USGA ANNOUNCES RULES CHANGES ON GOLF CLUB GROOVES
Far Hills, NJ (Aug. 5) - The United States Golf Association (USGA)
today announced revisions to the Rules of Golf, placing new
restrictions on the cross sectional area and edge sharpness of golf club
The revisions are designed to restore the challenge of playing shots to the
green from the rough by reducing backspin on those shots. The initial focus
of the new rules will be competitions involving highly skilled professional golfers and will have little impact on the play of most golfers.
The rules control the cross sectional area of grooves on all clubs, with
the exception of drivers and putters, and limit groove edge sharpness on
clubs with lofts equal to or greater than 25 degrees (generally a standard
5-iron and above).
The rules apply to clubs manufactured after January 1, 2010, the same year
that the USGA will enforce the new regulations through a condition of
competition for the U.S.
Women's Open and U.S. Senior Open and each of their qualifying events. All USGA amateur
championships will apply the new regulations through the condition of
competition, after January 1, 2014.
The PGA Tour, the European
PGA Tour, the LPGA, the PGA of America and the International Federation of PGA
Tours have all indicated their support for the new regulations on grooves.
Each of these organizations, as well as the Augusta National Golf Club, have told the USGA and The R&A, the game's governing
bodies, that they intend to adopt the condition of competition, applying
the rules for their competitions, beginning on January 1, 2010.
"Our research shows that the rough has become less of a challenge for
the highly skilled professional and that driving accuracy is now less of a
key factor for success," said USGA Senior Technical Director Dick
Rugge. "We believe that these changes will increase the challenge of
the game at the Tour level, while having a very small effect on the play of
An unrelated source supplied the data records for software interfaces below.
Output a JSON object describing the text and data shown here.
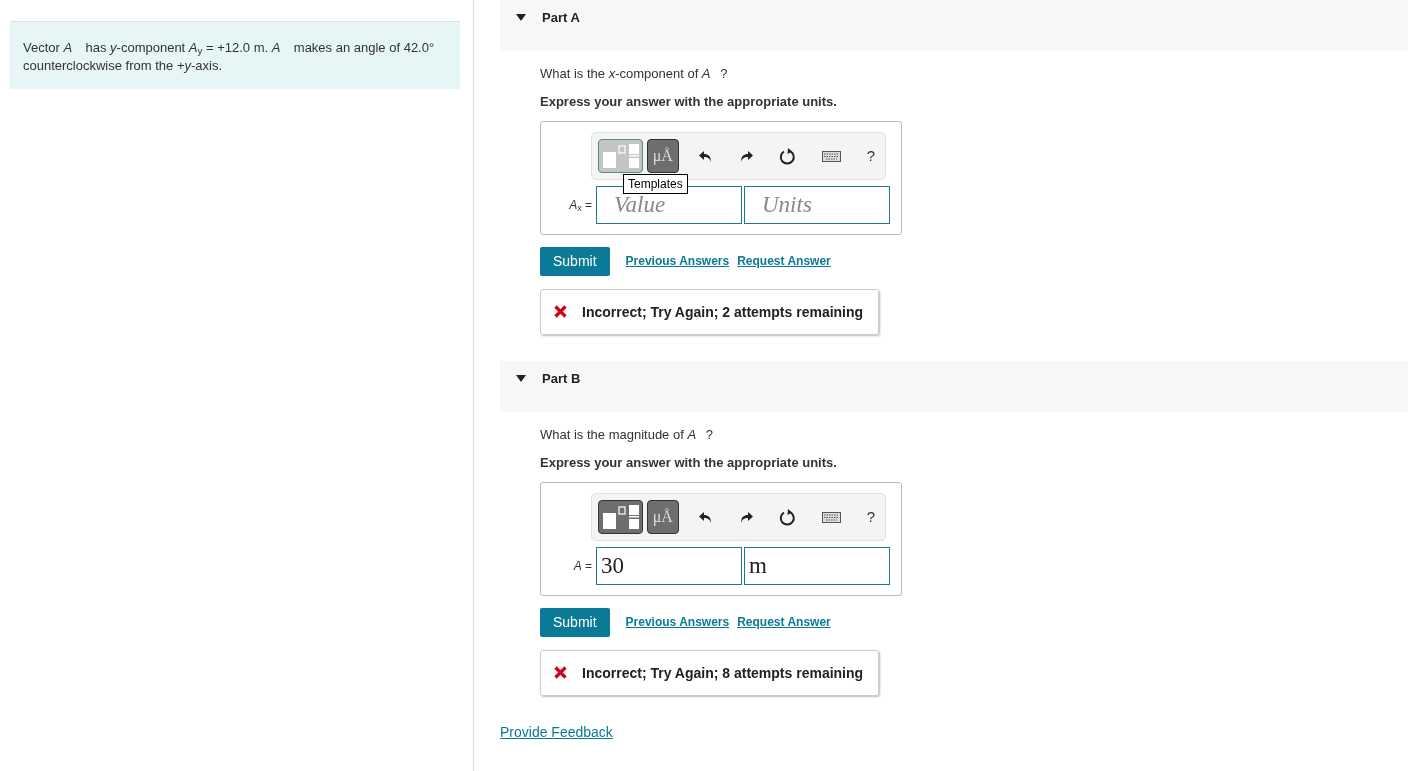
{
  "problem": {
    "text": "Vector *A⃗* has *y*-component *A*$_{y}$ = +12.0 m. *A⃗* makes an angle of 42.0° counterclockwise from the +*y*-axis."
  },
  "parts": [
    {
      "label": "Part A",
      "expanded": true,
      "question": "What is the *x*-component of *A⃗*?",
      "instruction": "Express your answer with the appropriate units.",
      "toolbar": {
        "templates_hovered": true,
        "units_label": "μÅ",
        "help": "?",
        "tooltip": "Templates"
      },
      "answer_label": "*A*$_{x}$ =",
      "value": {
        "placeholder": "Value"
      },
      "units": {
        "placeholder": "Units"
      },
      "submit": "Submit",
      "links": [
        "Previous Answers",
        "Request Answer"
      ],
      "feedback": {
        "kind": "incorrect",
        "text": "Incorrect; Try Again; 2 attempts remaining"
      }
    },
    {
      "label": "Part B",
      "expanded": true,
      "question": "What is the magnitude of *A⃗*?",
      "instruction": "Express your answer with the appropriate units.",
      "toolbar": {
        "templates_hovered": false,
        "units_label": "μÅ",
        "help": "?"
      },
      "answer_label": "*A* =",
      "value": {
        "value": "30"
      },
      "units": {
        "value": "m"
      },
      "submit": "Submit",
      "links": [
        "Previous Answers",
        "Request Answer"
      ],
      "feedback": {
        "kind": "incorrect",
        "text": "Incorrect; Try Again; 8 attempts remaining"
      }
    }
  ],
  "footer_link": "Provide Feedback"
}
The research undertaken and published by the USGA and The R&A
demonstrates that for shots from the rough with urethane-covered balls (the
type of ball most used by highly skilled players), modern, sharp-edged
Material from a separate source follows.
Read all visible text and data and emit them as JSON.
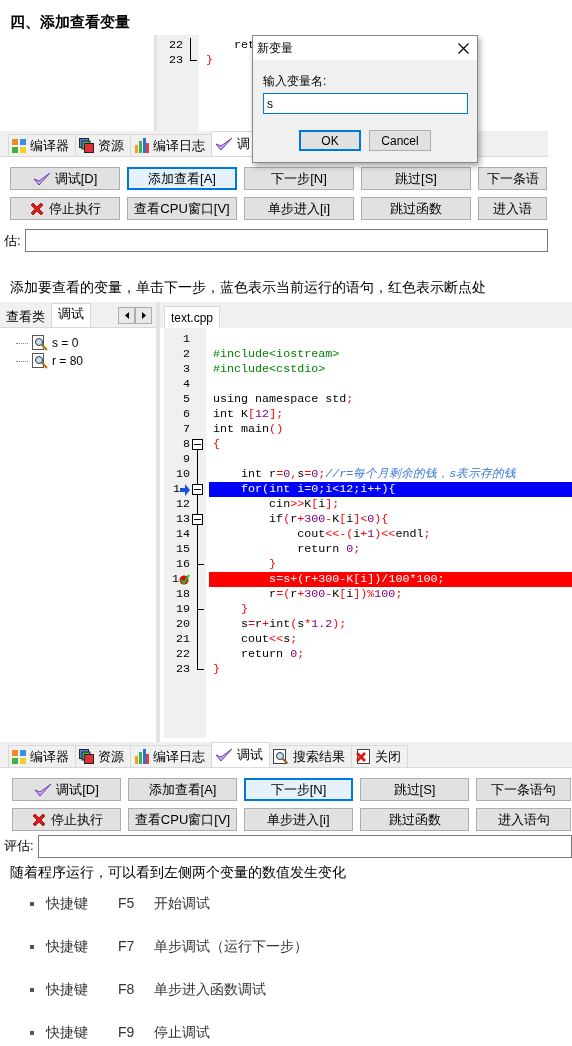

U-grooves result in higher ball spin rates and steeper ball landing angles
than the V-groove designs used predominantly in the past. The combination
of a higher spin rate and steeper landing angle results in better control
when hitting to the green. Shots from the rough become more similar to
shots from the fairway, creating less challenge for shots from the rough.
"The scientific research on the effect of grooves on spin and the
ability of highly skilled professional golfers to control shots from the
rough was very compelling," said Jay Rains, USGA vice president and
chairman of the USGA Equipment Standards Committee. "The USGA and The
R&A took additional time to consider fully the potential ramifications
for all levels of golfers. In particular, we took care to minimize the
impact on amateurs who actively compete in club and local competitions, as
well as other golfers who do not want to replace recently purchased
Clubs manufactured prior to January 1, 2010 that conform to current
regulations will continue to be considered conforming to the USGA Rules of Golf until at least 2024. This includes clubs purchased after
that date from manufacturers' existing model ranges. (According to the
Darrell Survey of consumer golf equipment only two percent of irons in use
are older than 15 years.) So long as these clubs continue to be conforming
they may be used for establishment and maintenance of a USGA Handicap Index.
"Ultimately, we came to the conclusion that the path forward was to
get the top-level professional tours under the new groove regulations as
soon as possible and to phase in the next level of amateur competition four
years later, in 2014," said Rains. "This means that clubs you own
today will still be conforming for top-level amateur competition for
another 5 1/2 years and, for other competitions, conforming until at least
2024, if not indefinitely."
The rules revision on grooves concludes a process of nearly three years of
research and testing conducted jointly by the USGA and The R&A.
Manufacturers and other interested parties were given an opportunity to
review the proposed regulations and provide their comments to the USGA and
The R&A, which resulted in meaningful modifications to the original
proposal issued in February 2007.
Although currently conforming clubs with V-grooves will continue to conform
under the new rules, the new rules do not mandate the use of a V-shape. The
new regulations permit club designers to vary groove width, depth, spacing
and shape to create clubs that conform to the new groove rules. In
addition, all Ping EYE2 irons manufactured before March 31, 1990, will
continue to be treated by the USGA as conforming to the Rules of Golf, and
will be acceptable for all USGA competitions.